A couple of months ago, a minister of the Union government, Giriraj Singh, referred to the Shia stand for promoting the parivar’s agenda: “Shias have already supported the construction of a Ram Temple in Ayodhya. I’m hopeful Sunni Muslims will also extend their support for the cause.”

These recent developments are revealing, on the one hand, of the division of the Muslims along sectarian lines (something also evident from the way some Bohra leaders relate to the rest of the Muslim community) and, on the other, of the capacity of the sangh parivar to receive support from sectors of this community to legitimise its plans, at a time when the Ayodhya dispute enters a critical phase.

Whether the alignment of Shias with the sangh parivar is sustainable and likely to bring the expected results remains to be seen. Shias of Lucknow were supportive of the Jana Sangh, the BJP’s earlier avatar. Even before the All India Shia Personal Law Board was founded by Mirza Athar in 2005, his son Yasoob Abbas, openly supported Atal Bihari Vajpayee, the Lucknow MP, and Mohsin Raza organised a motorcycle rally for him when he became PM. But the Shias did not get much in return. So much so that in March 2017, Yasoob Abbas pleaded to Yogi Adityanath for the formation of a Sachar committee-like Commission to ensure the welfare of Shias. In fact, the main beneficiaries of the collaboration between Shias and the BJP are the leaders of the community who could get one kursi or another. Now, these leaders are divided along factional lines.

Last but not least, several Shia leaders suffer opprobrium, either because they face charges of bungling of Waqf properties or because they have supported vigorously the agenda of the sangh parivar. Shamil Shamsi, for instance, lost some credibility when he declared, in the wake of the 2010 Babri Masjid judgement, that he would give Rs 15 lakh for the construction of the Ram Temple. In fact, Shia leaders have a proven record of changing loyalties and their popularity has eroded, as was evident during the last municipal elections. But the sangh parivar may need the blessing of a few of them for claiming that Hindus are not the only supporters of a Ram Mandir in Ayodhya.

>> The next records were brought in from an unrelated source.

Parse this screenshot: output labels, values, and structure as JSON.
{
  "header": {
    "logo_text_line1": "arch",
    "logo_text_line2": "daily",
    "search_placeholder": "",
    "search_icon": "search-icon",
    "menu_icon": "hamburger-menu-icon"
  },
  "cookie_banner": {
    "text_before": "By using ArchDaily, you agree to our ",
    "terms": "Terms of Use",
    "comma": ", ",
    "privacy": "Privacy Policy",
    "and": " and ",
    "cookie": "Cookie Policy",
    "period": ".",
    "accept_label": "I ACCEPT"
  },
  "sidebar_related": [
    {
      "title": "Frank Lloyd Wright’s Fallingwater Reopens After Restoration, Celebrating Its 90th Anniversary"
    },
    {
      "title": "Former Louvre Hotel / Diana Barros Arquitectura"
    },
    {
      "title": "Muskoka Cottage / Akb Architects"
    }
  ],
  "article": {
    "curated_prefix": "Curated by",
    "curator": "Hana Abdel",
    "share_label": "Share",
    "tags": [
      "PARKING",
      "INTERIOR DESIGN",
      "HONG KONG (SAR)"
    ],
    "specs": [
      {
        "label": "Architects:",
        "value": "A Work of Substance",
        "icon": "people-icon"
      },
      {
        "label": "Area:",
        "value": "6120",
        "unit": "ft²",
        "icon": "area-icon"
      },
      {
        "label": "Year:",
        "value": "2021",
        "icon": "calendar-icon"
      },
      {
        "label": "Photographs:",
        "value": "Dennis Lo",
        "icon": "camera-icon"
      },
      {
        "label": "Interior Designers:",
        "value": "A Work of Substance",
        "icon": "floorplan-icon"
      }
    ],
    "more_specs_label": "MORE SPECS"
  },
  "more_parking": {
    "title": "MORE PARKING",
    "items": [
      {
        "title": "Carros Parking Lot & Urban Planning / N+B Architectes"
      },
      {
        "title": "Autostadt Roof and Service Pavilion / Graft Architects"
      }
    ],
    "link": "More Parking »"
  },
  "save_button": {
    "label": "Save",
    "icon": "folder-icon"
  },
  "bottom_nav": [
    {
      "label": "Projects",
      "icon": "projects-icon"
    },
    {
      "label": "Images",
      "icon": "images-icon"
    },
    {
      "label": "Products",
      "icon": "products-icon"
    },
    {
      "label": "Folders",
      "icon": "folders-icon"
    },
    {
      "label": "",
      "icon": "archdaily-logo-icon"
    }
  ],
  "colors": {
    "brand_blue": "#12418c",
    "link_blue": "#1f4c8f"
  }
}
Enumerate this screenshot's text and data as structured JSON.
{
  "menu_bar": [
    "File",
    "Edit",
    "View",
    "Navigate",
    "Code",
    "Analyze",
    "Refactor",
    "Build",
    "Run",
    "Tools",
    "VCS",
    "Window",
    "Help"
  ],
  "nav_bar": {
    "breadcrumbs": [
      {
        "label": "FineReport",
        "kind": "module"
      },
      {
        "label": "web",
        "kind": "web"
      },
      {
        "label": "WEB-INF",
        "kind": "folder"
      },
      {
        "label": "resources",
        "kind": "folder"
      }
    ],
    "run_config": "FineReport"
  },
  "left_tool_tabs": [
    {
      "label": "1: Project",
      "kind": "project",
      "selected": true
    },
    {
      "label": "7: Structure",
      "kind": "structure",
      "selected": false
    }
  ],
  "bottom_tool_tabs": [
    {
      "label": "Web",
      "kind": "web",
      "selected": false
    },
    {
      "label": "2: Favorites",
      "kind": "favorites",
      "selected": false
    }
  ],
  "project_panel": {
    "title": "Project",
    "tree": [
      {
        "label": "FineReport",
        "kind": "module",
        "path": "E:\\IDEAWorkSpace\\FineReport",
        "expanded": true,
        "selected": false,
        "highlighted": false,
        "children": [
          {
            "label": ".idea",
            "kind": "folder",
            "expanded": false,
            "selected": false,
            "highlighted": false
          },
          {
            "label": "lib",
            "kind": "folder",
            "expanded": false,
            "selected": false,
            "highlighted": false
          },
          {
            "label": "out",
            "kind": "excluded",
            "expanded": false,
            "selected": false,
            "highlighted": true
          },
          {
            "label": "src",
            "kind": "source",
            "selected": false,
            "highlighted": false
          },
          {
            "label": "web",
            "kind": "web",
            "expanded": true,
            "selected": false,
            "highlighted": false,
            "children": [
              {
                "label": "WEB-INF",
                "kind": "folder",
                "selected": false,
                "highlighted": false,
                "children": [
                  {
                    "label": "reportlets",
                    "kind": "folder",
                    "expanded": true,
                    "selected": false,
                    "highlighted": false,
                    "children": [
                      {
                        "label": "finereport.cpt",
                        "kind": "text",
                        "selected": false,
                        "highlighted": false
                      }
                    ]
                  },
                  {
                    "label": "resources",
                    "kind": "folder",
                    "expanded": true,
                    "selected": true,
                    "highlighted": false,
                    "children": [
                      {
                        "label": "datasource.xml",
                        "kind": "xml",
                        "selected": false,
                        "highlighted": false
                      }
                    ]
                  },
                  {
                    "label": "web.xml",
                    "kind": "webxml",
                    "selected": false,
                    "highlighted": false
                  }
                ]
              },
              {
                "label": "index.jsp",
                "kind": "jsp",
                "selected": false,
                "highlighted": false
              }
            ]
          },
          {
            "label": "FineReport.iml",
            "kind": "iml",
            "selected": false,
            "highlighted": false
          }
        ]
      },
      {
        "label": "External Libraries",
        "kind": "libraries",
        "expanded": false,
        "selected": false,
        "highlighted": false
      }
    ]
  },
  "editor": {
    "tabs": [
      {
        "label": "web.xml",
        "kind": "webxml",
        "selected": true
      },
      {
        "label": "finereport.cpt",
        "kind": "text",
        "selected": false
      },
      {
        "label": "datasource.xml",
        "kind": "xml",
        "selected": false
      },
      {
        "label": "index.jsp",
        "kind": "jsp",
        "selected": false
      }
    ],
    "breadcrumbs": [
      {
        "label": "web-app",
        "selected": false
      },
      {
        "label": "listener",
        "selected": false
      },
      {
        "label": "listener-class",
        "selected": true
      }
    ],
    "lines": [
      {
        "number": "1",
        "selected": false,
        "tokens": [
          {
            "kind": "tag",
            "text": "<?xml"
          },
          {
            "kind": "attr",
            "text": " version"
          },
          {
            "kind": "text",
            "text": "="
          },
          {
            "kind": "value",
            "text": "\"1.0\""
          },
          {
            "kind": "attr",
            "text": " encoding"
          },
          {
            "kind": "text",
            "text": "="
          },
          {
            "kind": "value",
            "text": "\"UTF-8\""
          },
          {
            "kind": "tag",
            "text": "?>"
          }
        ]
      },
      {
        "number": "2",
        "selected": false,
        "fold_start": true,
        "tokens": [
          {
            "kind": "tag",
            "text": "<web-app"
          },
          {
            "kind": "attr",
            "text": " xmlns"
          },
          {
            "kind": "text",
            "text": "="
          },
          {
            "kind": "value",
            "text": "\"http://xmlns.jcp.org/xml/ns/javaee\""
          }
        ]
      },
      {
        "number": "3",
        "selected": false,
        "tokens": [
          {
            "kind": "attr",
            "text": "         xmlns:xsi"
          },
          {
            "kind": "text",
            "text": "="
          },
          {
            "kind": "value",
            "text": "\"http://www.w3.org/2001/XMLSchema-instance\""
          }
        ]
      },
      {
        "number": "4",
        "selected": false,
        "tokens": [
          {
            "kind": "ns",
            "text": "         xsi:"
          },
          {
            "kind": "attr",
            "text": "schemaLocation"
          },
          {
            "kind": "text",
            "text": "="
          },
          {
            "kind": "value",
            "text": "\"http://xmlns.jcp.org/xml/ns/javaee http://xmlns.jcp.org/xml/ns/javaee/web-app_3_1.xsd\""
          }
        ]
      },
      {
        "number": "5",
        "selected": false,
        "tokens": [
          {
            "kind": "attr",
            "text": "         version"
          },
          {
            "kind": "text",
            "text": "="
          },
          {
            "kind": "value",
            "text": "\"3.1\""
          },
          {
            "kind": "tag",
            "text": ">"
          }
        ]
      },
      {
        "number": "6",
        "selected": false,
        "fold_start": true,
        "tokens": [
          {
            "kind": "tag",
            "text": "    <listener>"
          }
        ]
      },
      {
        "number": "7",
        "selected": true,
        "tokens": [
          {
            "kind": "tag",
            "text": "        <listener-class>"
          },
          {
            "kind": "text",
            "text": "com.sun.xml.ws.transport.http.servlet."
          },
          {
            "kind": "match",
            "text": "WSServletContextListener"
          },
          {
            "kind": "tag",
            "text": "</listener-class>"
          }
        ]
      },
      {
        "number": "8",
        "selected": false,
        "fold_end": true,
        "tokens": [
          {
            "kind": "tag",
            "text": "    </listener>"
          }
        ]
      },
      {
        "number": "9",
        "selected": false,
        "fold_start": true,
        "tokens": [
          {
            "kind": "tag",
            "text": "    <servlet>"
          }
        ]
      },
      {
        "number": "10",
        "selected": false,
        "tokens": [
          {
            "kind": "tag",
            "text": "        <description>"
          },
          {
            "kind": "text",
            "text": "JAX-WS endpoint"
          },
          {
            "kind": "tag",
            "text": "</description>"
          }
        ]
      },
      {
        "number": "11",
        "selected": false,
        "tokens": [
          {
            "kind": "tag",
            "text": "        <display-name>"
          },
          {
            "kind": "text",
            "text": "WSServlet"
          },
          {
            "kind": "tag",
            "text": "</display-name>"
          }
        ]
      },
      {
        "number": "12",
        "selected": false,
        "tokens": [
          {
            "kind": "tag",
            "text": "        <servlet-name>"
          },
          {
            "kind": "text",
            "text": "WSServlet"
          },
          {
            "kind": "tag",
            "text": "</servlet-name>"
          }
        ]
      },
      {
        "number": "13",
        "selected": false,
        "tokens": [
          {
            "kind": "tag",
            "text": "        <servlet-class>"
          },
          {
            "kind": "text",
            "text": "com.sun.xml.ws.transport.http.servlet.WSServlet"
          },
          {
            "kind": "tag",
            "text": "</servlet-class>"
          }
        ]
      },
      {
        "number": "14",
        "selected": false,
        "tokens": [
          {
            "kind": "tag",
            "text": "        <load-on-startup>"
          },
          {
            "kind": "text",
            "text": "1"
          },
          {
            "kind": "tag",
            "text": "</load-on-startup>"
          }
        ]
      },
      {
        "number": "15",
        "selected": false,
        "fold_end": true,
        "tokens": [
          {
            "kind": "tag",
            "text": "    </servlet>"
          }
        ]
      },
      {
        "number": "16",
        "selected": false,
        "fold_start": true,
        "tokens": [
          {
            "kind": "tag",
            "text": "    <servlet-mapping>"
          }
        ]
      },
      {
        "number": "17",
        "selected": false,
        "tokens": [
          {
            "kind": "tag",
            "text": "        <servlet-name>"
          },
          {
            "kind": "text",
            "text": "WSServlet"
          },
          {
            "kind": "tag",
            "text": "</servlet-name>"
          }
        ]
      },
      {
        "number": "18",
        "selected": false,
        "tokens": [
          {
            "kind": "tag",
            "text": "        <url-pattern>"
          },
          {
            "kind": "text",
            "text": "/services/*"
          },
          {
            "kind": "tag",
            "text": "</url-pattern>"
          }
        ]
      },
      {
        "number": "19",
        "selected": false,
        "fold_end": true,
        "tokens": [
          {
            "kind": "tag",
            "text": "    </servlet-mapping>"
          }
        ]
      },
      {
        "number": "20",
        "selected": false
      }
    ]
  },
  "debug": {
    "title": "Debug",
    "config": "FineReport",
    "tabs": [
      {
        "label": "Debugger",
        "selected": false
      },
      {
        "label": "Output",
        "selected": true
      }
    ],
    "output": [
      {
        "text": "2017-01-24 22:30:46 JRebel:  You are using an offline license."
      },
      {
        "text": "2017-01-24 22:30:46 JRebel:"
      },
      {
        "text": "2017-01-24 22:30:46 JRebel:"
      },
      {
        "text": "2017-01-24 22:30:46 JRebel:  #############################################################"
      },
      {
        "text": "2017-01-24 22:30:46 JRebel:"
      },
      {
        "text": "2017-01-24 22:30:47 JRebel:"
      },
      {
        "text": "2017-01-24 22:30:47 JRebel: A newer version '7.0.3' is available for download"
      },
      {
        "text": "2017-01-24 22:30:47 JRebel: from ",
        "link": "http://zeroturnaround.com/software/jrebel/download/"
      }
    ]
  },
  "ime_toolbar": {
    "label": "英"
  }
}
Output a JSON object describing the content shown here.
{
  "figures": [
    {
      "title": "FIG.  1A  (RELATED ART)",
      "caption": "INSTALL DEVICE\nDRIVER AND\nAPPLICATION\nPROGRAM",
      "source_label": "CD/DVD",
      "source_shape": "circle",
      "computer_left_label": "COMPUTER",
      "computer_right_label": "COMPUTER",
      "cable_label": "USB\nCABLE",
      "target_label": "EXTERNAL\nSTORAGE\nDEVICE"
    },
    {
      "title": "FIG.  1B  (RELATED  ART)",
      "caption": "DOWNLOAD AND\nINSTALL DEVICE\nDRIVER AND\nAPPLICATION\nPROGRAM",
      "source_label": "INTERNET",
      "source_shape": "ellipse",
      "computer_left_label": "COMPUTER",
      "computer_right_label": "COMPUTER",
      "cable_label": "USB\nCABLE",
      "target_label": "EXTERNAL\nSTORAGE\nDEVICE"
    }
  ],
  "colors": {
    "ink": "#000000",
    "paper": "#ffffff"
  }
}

This article was originally published in the Indian Express.